## Work to be completed
All of the records should be given again exactly as they appear.

BEGIN Data to use

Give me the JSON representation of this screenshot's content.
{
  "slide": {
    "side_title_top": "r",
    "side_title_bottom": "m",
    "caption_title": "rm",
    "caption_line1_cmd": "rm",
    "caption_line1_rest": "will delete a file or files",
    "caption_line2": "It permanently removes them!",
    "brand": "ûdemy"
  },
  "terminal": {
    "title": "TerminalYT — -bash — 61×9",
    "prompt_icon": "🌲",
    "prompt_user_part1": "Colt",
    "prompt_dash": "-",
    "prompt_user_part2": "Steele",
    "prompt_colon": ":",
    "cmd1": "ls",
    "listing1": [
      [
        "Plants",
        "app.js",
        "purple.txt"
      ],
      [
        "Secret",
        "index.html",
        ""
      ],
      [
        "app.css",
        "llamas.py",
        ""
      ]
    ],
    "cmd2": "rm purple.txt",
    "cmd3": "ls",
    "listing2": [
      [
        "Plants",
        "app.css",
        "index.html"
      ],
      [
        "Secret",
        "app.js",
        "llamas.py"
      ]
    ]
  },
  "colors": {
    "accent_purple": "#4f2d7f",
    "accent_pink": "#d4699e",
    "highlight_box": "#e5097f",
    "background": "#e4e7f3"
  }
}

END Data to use

## Exercise result
Give me the JSON representation of this screenshot's content.
{
  "slide": {
    "side_title_top": "r",
    "side_title_bottom": "m",
    "caption_title": "rm",
    "caption_line1_cmd": "rm",
    "caption_line1_rest": "will delete a file or files",
    "caption_line2": "It permanently removes them!",
    "brand": "ûdemy"
  },
  "terminal": {
    "title": "TerminalYT — -bash — 61×9",
    "prompt_icon": "🌲",
    "prompt_user_part1": "Colt",
    "prompt_dash": "-",
    "prompt_user_part2": "Steele",
    "prompt_colon": ":",
    "cmd1": "ls",
    "listing1": [
      [
        "Plants",
        "app.js",
        "purple.txt"
      ],
      [
        "Secret",
        "index.html",
        ""
      ],
      [
        "app.css",
        "llamas.py",
        ""
      ]
    ],
    "cmd2": "rm purple.txt",
    "cmd3": "ls",
    "listing2": [
      [
        "Plants",
        "app.css",
        "index.html"
      ],
      [
        "Secret",
        "app.js",
        "llamas.py"
      ]
    ]
  },
  "colors": {
    "accent_purple": "#4f2d7f",
    "accent_pink": "#d4699e",
    "highlight_box": "#e5097f",
    "background": "#e4e7f3"
  }
}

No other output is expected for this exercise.